PROBLEM TO WORK ON: Filter the listing below, keeping every line that holds "Signup".

EXTRACTED INFORMATION:

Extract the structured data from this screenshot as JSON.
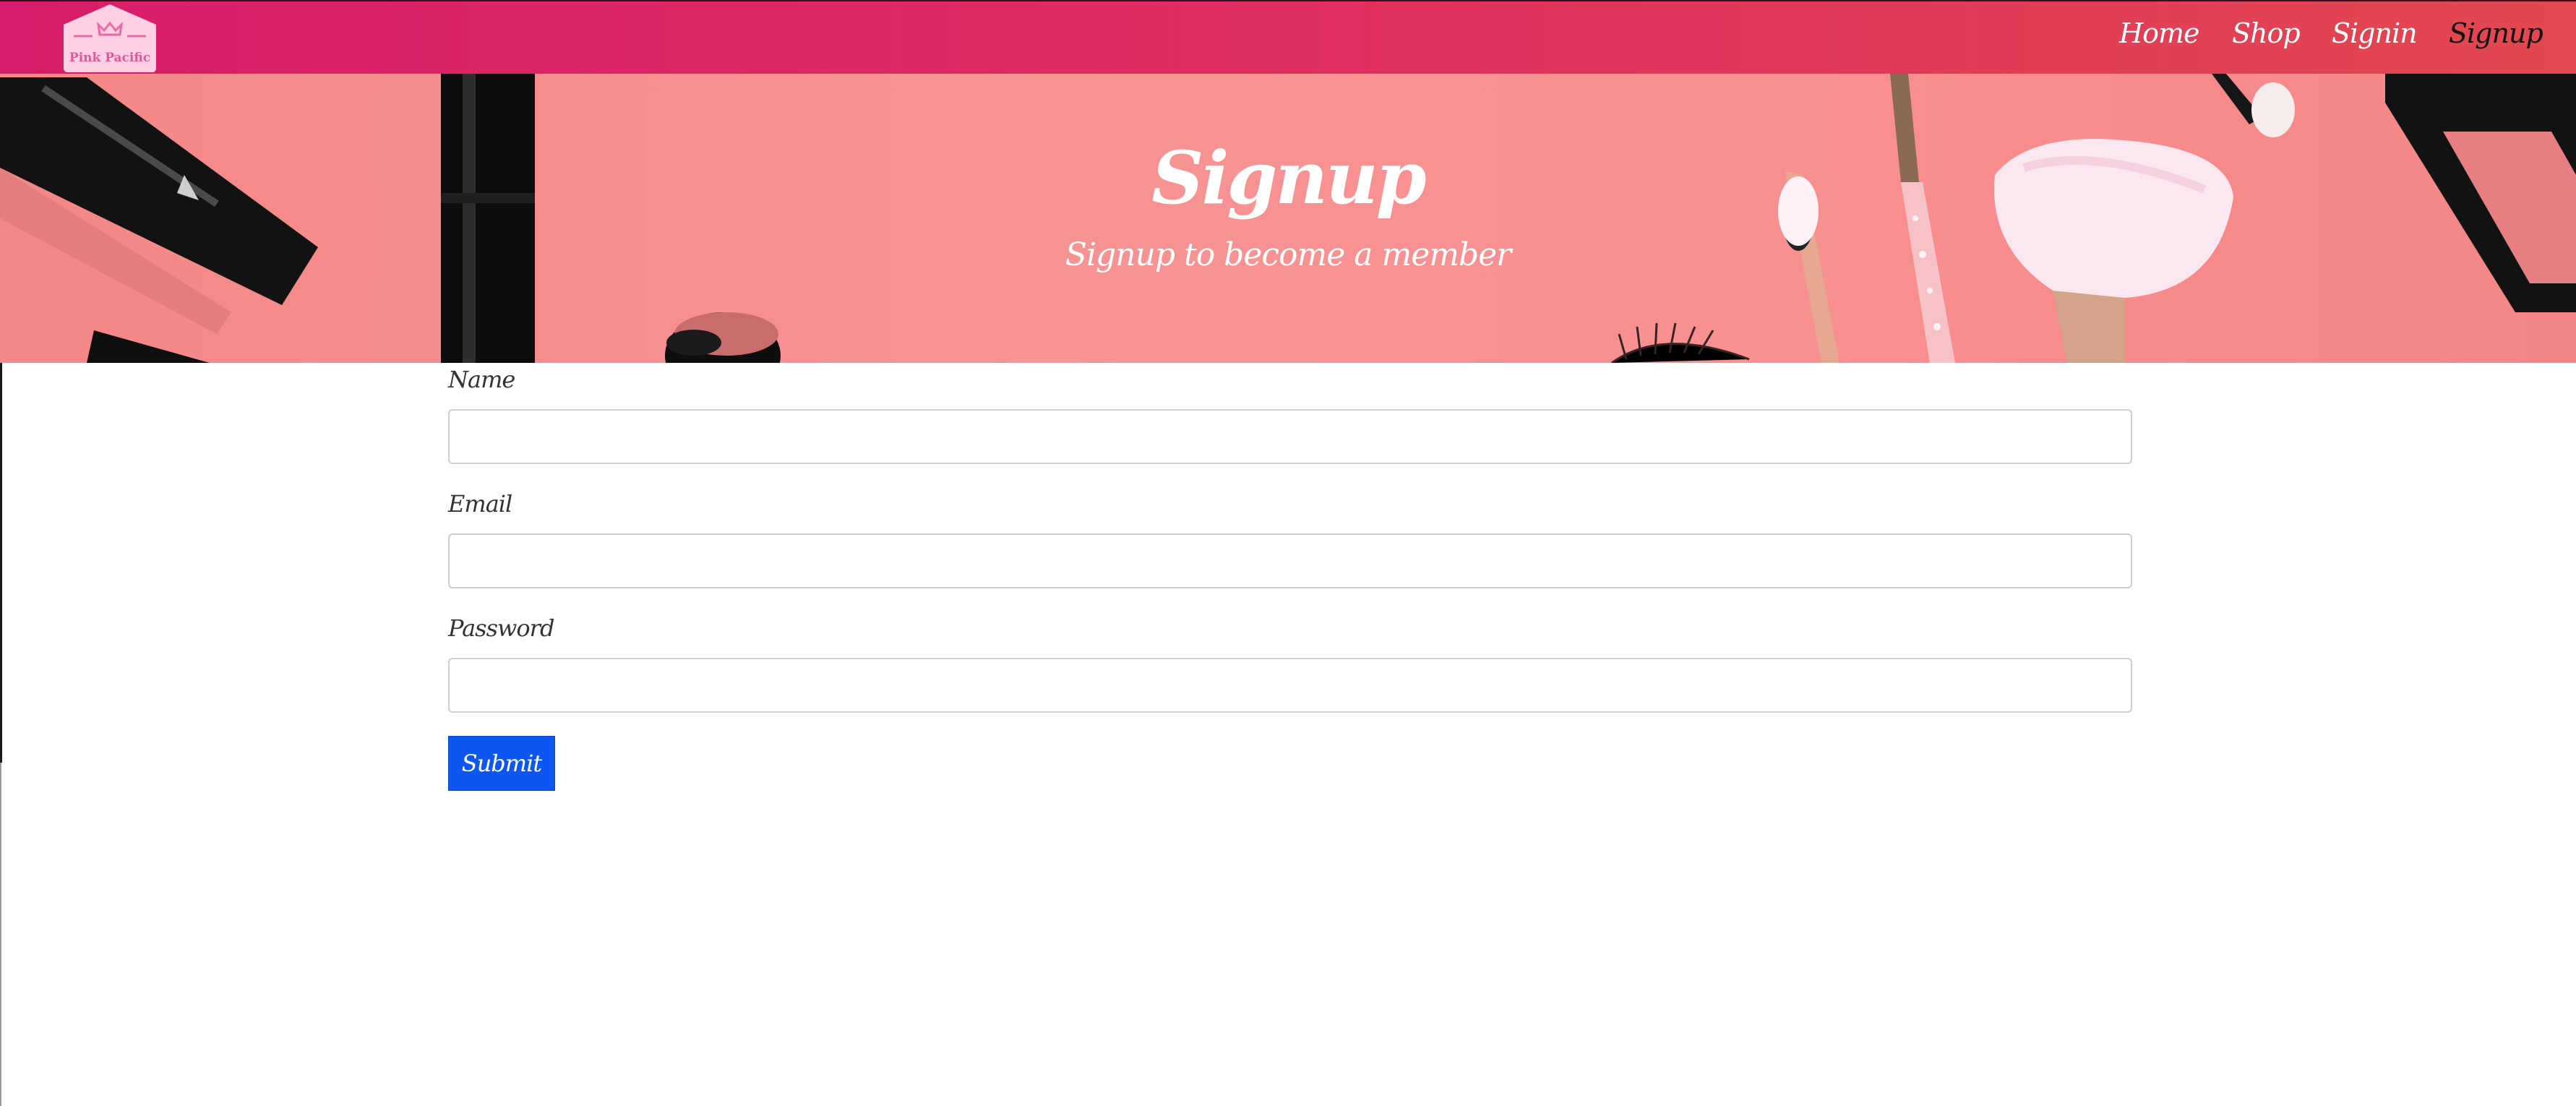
{
  "brand": {
    "logo_text": "Pink Pacific",
    "logo_icon": "crown-icon",
    "colors": {
      "navbar_start": "#d81c6b",
      "navbar_end": "#e2484f",
      "logo_bg": "#ffd0e4"
    }
  },
  "nav": {
    "items": [
      {
        "label": "Home",
        "active": false
      },
      {
        "label": "Shop",
        "active": false
      },
      {
        "label": "Signin",
        "active": false
      },
      {
        "label": "Signup",
        "active": true
      }
    ]
  },
  "hero": {
    "title": "Signup",
    "subtitle": "Signup to become a member",
    "background": "makeup-flatlay-image",
    "background_color": "#f79393"
  },
  "form": {
    "fields": [
      {
        "label": "Name",
        "value": "",
        "placeholder": ""
      },
      {
        "label": "Email",
        "value": "",
        "placeholder": ""
      },
      {
        "label": "Password",
        "value": "",
        "placeholder": ""
      }
    ],
    "submit_label": "Submit",
    "submit_color": "#0d57f0"
  }
}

COMPLETED TASK:
        "label": "Signup",
    "title": "Signup",
    "subtitle": "Signup to become a member",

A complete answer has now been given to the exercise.